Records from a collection
***
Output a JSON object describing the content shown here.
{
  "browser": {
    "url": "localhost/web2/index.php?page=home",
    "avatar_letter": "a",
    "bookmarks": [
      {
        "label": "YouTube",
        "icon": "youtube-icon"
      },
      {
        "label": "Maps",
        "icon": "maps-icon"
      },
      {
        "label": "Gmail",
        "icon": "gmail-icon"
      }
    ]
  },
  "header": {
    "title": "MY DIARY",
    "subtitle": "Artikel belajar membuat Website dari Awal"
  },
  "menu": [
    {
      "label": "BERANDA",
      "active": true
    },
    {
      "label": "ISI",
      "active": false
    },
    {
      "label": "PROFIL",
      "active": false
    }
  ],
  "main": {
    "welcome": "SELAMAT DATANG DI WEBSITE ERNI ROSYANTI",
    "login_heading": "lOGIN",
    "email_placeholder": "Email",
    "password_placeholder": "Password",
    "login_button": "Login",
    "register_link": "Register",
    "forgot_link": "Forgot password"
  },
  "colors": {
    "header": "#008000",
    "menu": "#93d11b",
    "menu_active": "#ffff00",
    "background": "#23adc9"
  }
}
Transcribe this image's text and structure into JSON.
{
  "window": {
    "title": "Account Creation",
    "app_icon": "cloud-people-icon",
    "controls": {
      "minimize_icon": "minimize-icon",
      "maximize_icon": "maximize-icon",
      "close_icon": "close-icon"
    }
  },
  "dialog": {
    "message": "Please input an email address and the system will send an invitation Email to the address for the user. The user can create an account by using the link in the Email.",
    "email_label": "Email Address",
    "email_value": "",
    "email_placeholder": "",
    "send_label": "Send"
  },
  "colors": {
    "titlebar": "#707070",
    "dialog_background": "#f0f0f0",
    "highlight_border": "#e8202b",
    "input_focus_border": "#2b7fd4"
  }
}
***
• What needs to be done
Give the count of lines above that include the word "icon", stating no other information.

• Exercise response
7